### EXERCISE BRIEF:
Taking the records below, count the lines in which "true" appears and supply only the count.

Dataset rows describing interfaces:
★ ★ ★ ★ ★ ★ ★
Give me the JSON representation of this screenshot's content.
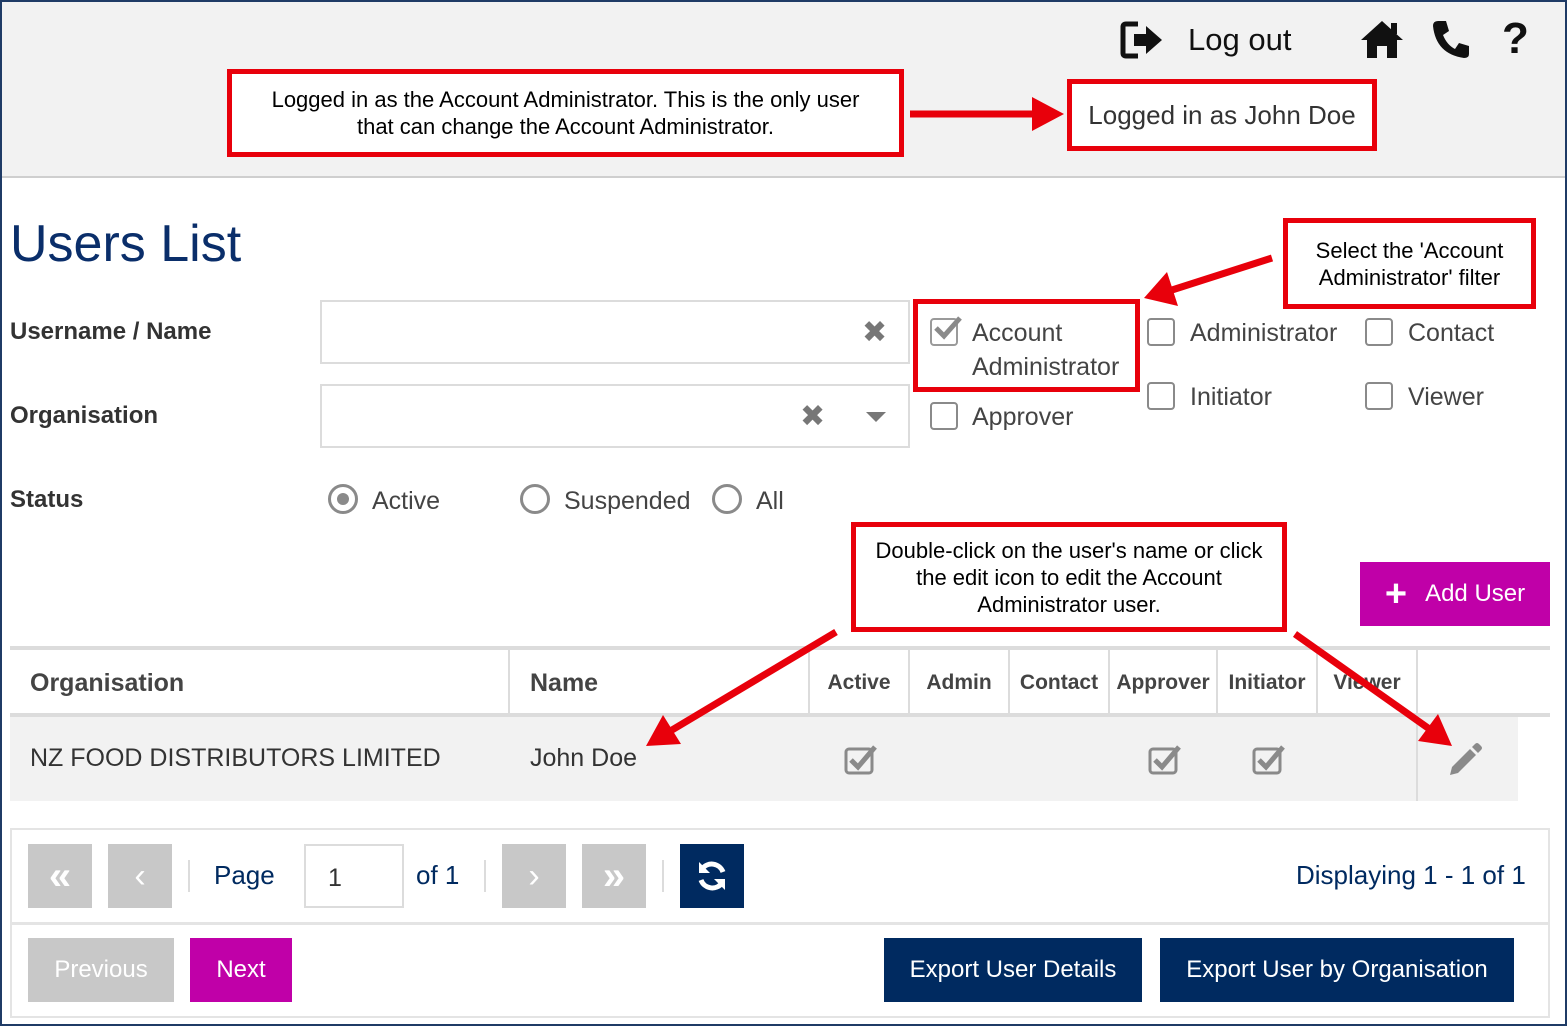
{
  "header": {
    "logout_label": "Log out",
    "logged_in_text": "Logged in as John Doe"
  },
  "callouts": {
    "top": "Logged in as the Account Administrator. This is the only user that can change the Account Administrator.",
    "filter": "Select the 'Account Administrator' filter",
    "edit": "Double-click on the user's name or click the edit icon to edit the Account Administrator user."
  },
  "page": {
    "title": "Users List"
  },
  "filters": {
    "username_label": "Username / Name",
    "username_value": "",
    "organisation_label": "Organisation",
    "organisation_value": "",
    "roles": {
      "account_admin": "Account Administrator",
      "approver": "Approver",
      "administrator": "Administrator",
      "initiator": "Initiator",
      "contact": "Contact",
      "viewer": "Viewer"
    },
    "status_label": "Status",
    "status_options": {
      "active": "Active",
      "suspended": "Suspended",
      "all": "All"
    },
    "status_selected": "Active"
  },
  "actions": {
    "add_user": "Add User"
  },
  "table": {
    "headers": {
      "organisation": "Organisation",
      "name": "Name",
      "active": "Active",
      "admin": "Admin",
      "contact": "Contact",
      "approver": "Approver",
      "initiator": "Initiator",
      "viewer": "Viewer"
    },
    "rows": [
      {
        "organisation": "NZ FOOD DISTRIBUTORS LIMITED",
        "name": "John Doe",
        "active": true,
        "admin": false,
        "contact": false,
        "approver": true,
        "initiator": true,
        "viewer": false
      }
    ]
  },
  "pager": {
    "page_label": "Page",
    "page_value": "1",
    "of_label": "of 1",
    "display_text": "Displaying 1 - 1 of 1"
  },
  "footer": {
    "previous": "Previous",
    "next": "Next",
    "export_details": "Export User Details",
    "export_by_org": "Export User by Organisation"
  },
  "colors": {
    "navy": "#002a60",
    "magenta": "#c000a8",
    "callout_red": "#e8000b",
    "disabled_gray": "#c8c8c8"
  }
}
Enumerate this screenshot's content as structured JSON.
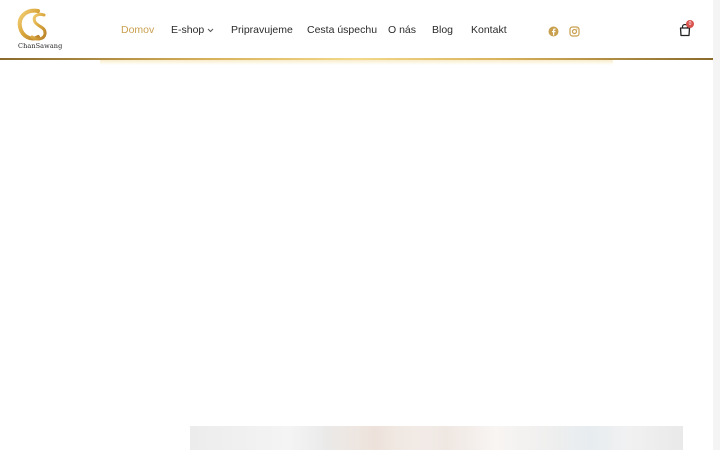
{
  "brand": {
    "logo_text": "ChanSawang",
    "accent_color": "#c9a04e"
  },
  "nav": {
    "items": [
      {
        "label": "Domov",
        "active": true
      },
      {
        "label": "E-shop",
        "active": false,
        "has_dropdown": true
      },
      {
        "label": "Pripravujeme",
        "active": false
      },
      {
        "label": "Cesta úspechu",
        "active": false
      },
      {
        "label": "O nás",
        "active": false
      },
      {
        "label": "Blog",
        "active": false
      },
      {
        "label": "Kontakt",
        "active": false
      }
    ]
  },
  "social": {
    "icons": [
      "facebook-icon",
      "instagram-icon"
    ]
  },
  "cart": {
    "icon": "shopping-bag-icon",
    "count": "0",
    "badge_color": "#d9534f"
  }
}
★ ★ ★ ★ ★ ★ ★
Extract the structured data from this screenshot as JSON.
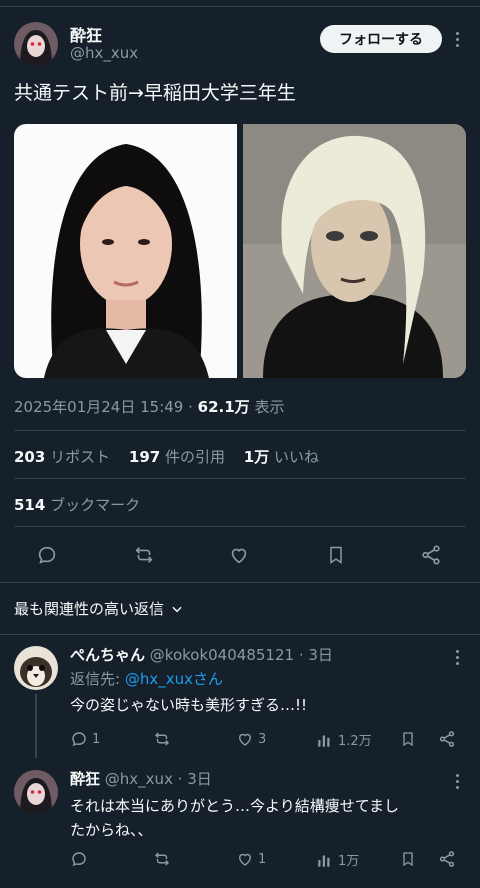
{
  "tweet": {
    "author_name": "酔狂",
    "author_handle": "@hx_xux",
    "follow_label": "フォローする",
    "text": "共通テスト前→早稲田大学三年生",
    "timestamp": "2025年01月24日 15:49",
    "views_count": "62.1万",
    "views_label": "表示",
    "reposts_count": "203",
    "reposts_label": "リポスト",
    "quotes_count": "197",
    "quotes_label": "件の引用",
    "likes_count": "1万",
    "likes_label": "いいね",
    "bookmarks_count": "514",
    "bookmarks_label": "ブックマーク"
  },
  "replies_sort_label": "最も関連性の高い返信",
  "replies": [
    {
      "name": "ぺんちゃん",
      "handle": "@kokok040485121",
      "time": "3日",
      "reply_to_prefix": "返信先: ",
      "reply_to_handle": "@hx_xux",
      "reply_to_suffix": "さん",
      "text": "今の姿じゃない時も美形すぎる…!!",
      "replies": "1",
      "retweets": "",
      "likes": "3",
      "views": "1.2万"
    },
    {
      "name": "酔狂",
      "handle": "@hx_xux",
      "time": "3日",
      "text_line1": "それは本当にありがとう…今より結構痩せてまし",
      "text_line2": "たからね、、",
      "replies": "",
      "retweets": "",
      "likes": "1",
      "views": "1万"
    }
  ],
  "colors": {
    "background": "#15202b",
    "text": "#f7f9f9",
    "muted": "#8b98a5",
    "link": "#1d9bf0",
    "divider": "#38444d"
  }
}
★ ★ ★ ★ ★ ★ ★
### OUTPUT:
5